[[ Materials provided, beginning ]]

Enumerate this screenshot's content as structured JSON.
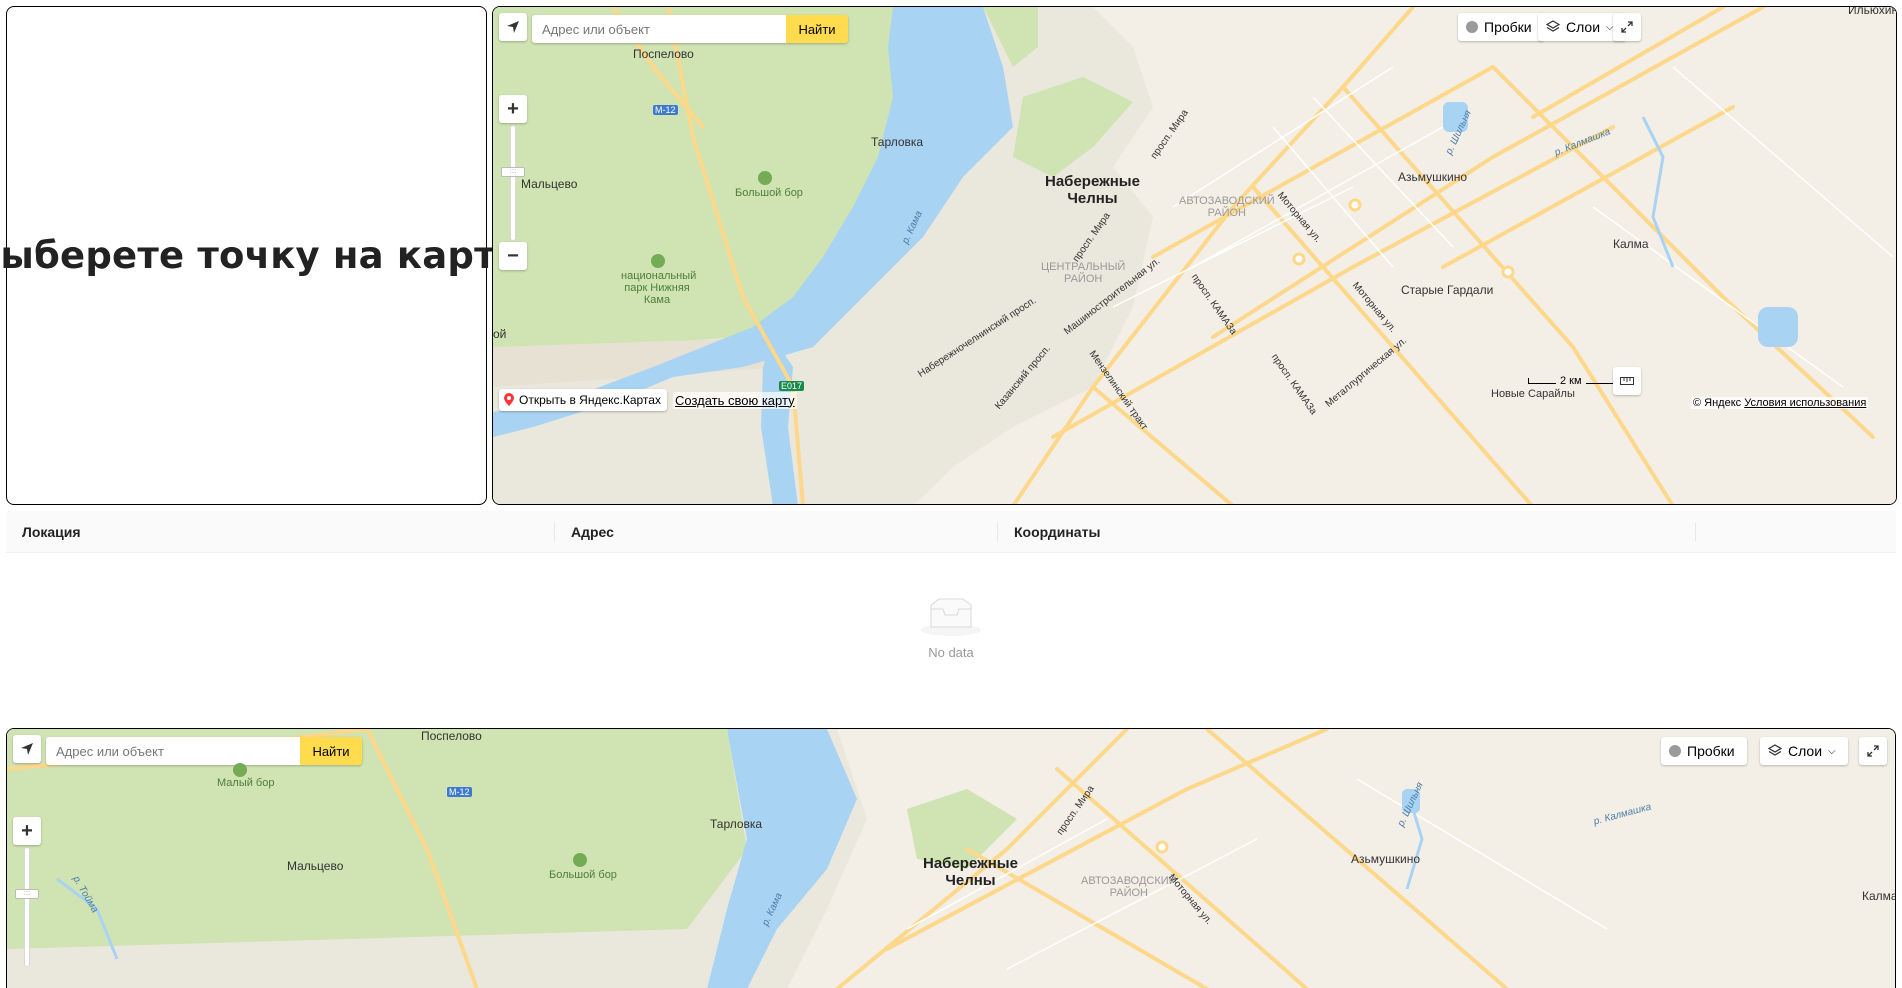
{
  "prompt": {
    "heading": "Выберете точку на карте"
  },
  "map_controls": {
    "search_placeholder": "Адрес или объект",
    "search_button": "Найти",
    "traffic_label": "Пробки",
    "layers_label": "Слои",
    "open_in_yandex": "Открыть в Яндекс.Картах",
    "create_map": "Создать свою карту",
    "scale_label": "2 км",
    "copyright_brand": "© Яндекс",
    "terms_link": "Условия использования"
  },
  "map_labels": {
    "poselovo": "Поспелово",
    "ilyukhino": "Ильюхино",
    "m12": "M-12",
    "tarlovka": "Тарловка",
    "maltsevo": "Мальцево",
    "bolshoy_bor": "Большой бор",
    "maly_bor": "Малый бор",
    "park_1": "национальный",
    "park_2": "парк Нижняя",
    "park_3": "Кама",
    "kama": "р. Кама",
    "city_1": "Набережные",
    "city_2": "Челны",
    "avtozavod_1": "АВТОЗАВОДСКИЙ",
    "avtozavod_2": "РАЙОН",
    "central_1": "ЦЕНТРАЛЬНЫЙ",
    "central_2": "РАЙОН",
    "prosp_mira": "просп. Мира",
    "motornaya": "Моторная ул.",
    "kamaza": "просп. КАМАЗа",
    "mashinostr": "Машиностроительная ул.",
    "naberezhnochelninsky": "Набережночелнинский просп.",
    "kazansky": "Казанский просп.",
    "menzelinsky": "Мензелинский тракт",
    "metallurg": "Металлургическая ул.",
    "azmushkino": "Азьмушкино",
    "starye_gardali": "Старые Гардали",
    "novye_saraily": "Новые Сарайлы",
    "kalmashka": "р. Калмашка",
    "shilnya": "р. Шильня",
    "kalm_short": "Калма",
    "e017": "E017",
    "oy": "ой",
    "toyma": "р. Тойма"
  },
  "table": {
    "columns": [
      "Локация",
      "Адрес",
      "Координаты"
    ],
    "empty_text": "No data"
  },
  "colors": {
    "search_button_bg": "#ffdb4d",
    "water": "#a9d3f2",
    "forest": "#cfe3b3",
    "city": "#f3efe6",
    "road": "#fdd78a"
  }
}
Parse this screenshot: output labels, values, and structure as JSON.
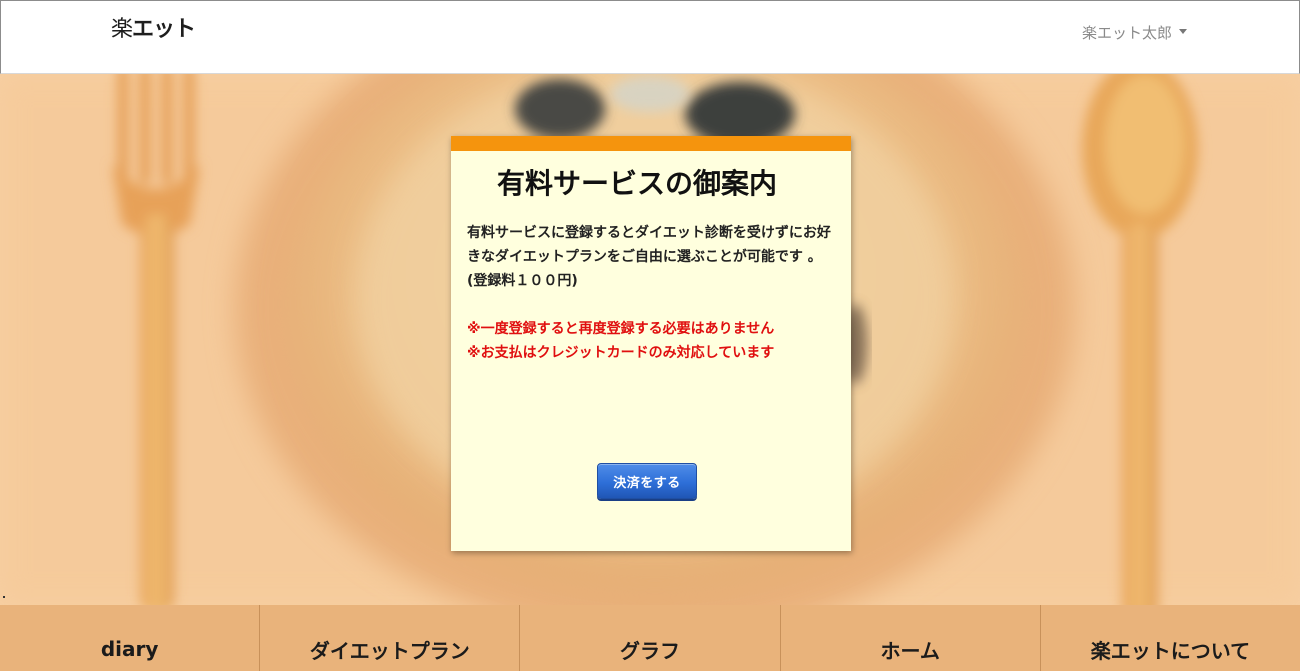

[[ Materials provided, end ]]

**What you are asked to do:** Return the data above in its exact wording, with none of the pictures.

**Exercise response:**
Enumerate this screenshot's content as structured JSON.
{
  "prompt": {
    "heading": "Выберете точку на карте"
  },
  "map_controls": {
    "search_placeholder": "Адрес или объект",
    "search_button": "Найти",
    "traffic_label": "Пробки",
    "layers_label": "Слои",
    "open_in_yandex": "Открыть в Яндекс.Картах",
    "create_map": "Создать свою карту",
    "scale_label": "2 км",
    "copyright_brand": "© Яндекс",
    "terms_link": "Условия использования"
  },
  "map_labels": {
    "poselovo": "Поспелово",
    "ilyukhino": "Ильюхино",
    "m12": "M-12",
    "tarlovka": "Тарловка",
    "maltsevo": "Мальцево",
    "bolshoy_bor": "Большой бор",
    "maly_bor": "Малый бор",
    "park_1": "национальный",
    "park_2": "парк Нижняя",
    "park_3": "Кама",
    "kama": "р. Кама",
    "city_1": "Набережные",
    "city_2": "Челны",
    "avtozavod_1": "АВТОЗАВОДСКИЙ",
    "avtozavod_2": "РАЙОН",
    "central_1": "ЦЕНТРАЛЬНЫЙ",
    "central_2": "РАЙОН",
    "prosp_mira": "просп. Мира",
    "motornaya": "Моторная ул.",
    "kamaza": "просп. КАМАЗа",
    "mashinostr": "Машиностроительная ул.",
    "naberezhnochelninsky": "Набережночелнинский просп.",
    "kazansky": "Казанский просп.",
    "menzelinsky": "Мензелинский тракт",
    "metallurg": "Металлургическая ул.",
    "azmushkino": "Азьмушкино",
    "starye_gardali": "Старые Гардали",
    "novye_saraily": "Новые Сарайлы",
    "kalmashka": "р. Калмашка",
    "shilnya": "р. Шильня",
    "kalm_short": "Калма",
    "e017": "E017",
    "oy": "ой",
    "toyma": "р. Тойма"
  },
  "table": {
    "columns": [
      "Локация",
      "Адрес",
      "Координаты"
    ],
    "empty_text": "No data"
  },
  "colors": {
    "search_button_bg": "#ffdb4d",
    "water": "#a9d3f2",
    "forest": "#cfe3b3",
    "city": "#f3efe6",
    "road": "#fdd78a"
  }
}
Parse this screenshot: output labels, values, and structure as JSON.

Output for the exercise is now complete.